Being busy can be great, especially when you're doing something you're passionate about. But it can take a toll on the human body. Between the house, career and kids, it is easy to ignore your health and unknowingly place your body at risk. In no time at all, you will forget to eat, rest and exercise; everything that's important to better mental and physical health. When fully engrossed in an activity, it's easy to forget when joints and muscles are in pain. Commuting to and from the workplace is a good example. People today are commuting further than ever whether it's by car, train or tube. Studies indicate that if you commute or drive more than four hours a day, you are six times more likely to take sick days for back-related injuries or pain. You're also more likely to have recurring issues with neck and back pain, fatigue and stress. In fact, driving with a poor posture can place stress on your back that is equal to carrying a 40-pound pack.
Studies indicate that if you commute or drive more than four hours a day, you are six times more likely to take sick days for back-related injuries or pain. You're also more likely to have recurring issues with neck and back pain, fatigue and stress. In fact, driving with a poor posture can place stress on your back that is equal to carrying a 40-pound pack.
If you're need of an ache-free ride, see if the following tips help you obtain a more relaxed daily commute:
• Try lumbar support in the form of a cushion or pillow. Public transports seats can be very unforgiving and inflexible. In a pinch, try rolling up a towel about the thickness of your forearm and placing it in the small of your back.
• Most tension is held in the neck and upper shoulders. When you consider most people sit in front of a screen throughout the work day, it's easy to see why a stressful, long commute might add to it. While sitting in traffic or at a stoplight, do a few shoulder shrugs and rolls.
• Instead of craning your head forward over the steering wheel, loosen up a bit by using the headrest and adjust it before your next commute.

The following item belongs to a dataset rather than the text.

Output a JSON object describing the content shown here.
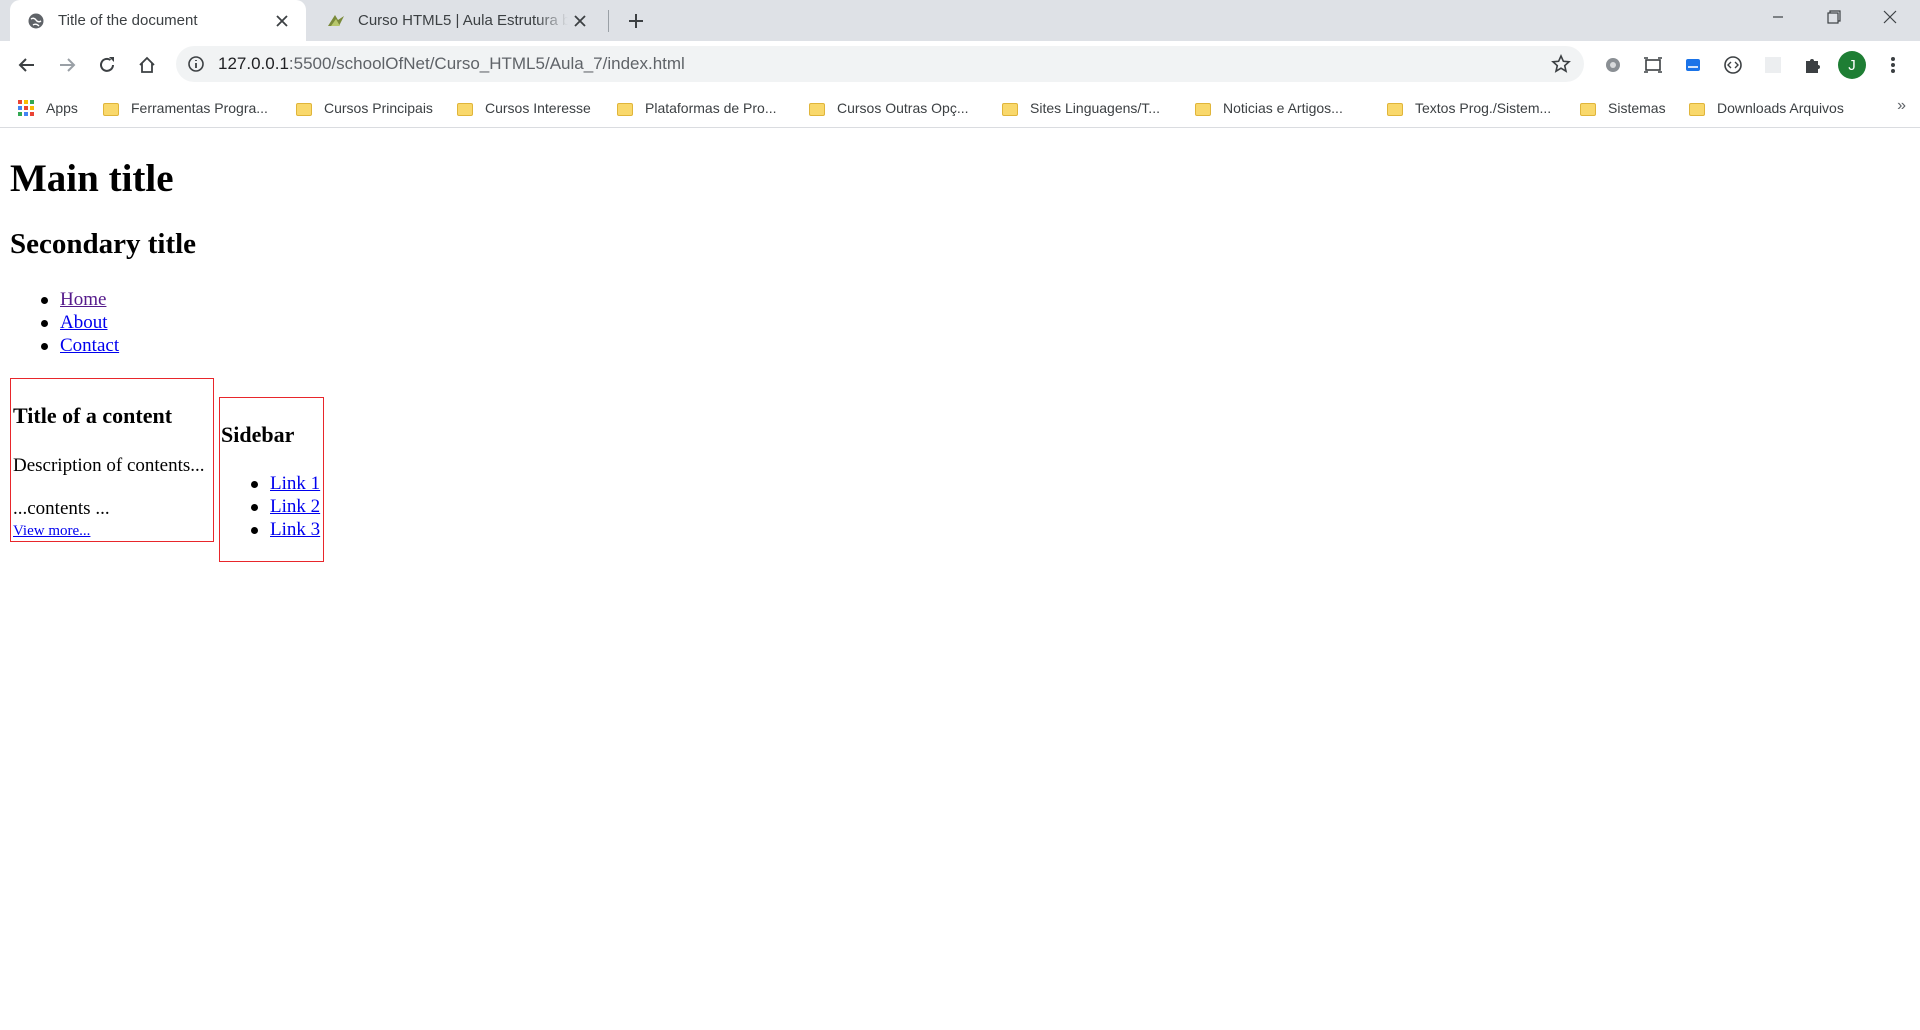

• On the next train or underground commute, practice "sensory meditation." Close your eyes and feel the motion of the train or bus and relax to its rocking. Take a few deep, slow breaths.
• Take a few minutes before the commute to stretch. Try touching your toes. Eliminate the stiffness you feel in your legs and torso.

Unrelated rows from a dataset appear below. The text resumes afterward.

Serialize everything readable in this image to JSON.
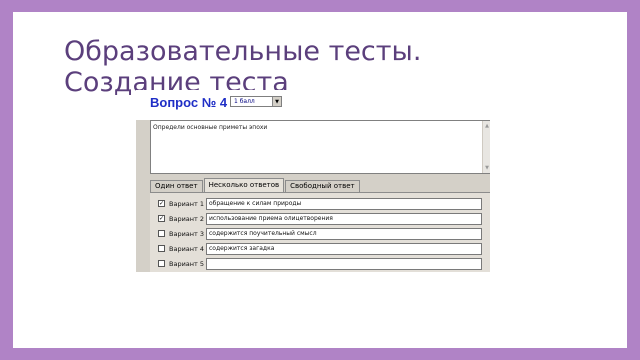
{
  "slide": {
    "title_line1": "Образовательные тесты.",
    "title_line2": "Создание теста"
  },
  "editor": {
    "question_title": "Вопрос № 4",
    "points_value": "1 балл",
    "question_text": "Определи основные приметы эпохи",
    "tabs": [
      {
        "label": "Один ответ",
        "active": false
      },
      {
        "label": "Несколько ответов",
        "active": true
      },
      {
        "label": "Свободный ответ",
        "active": false
      }
    ],
    "options": [
      {
        "label": "Вариант 1",
        "checked": true,
        "value": "обращение к силам природы"
      },
      {
        "label": "Вариант 2",
        "checked": true,
        "value": "использование приема олицетворения"
      },
      {
        "label": "Вариант 3",
        "checked": false,
        "value": "содержится поучительный смысл"
      },
      {
        "label": "Вариант 4",
        "checked": false,
        "value": "содержится загадка"
      },
      {
        "label": "Вариант 5",
        "checked": false,
        "value": ""
      }
    ]
  }
}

• Always be sure to leave a little early. This will cut down on the stress and tension of dealing with possible delays.
• Take some time the night before to get ready for the next morning. To reduce stress, make your lunch the night before. Lay out your clothes the night before, so you don't have to take the time to rush around trying to decide what you'll wear.
If you practice these tips on your long commute, your body and mind will thank you for it.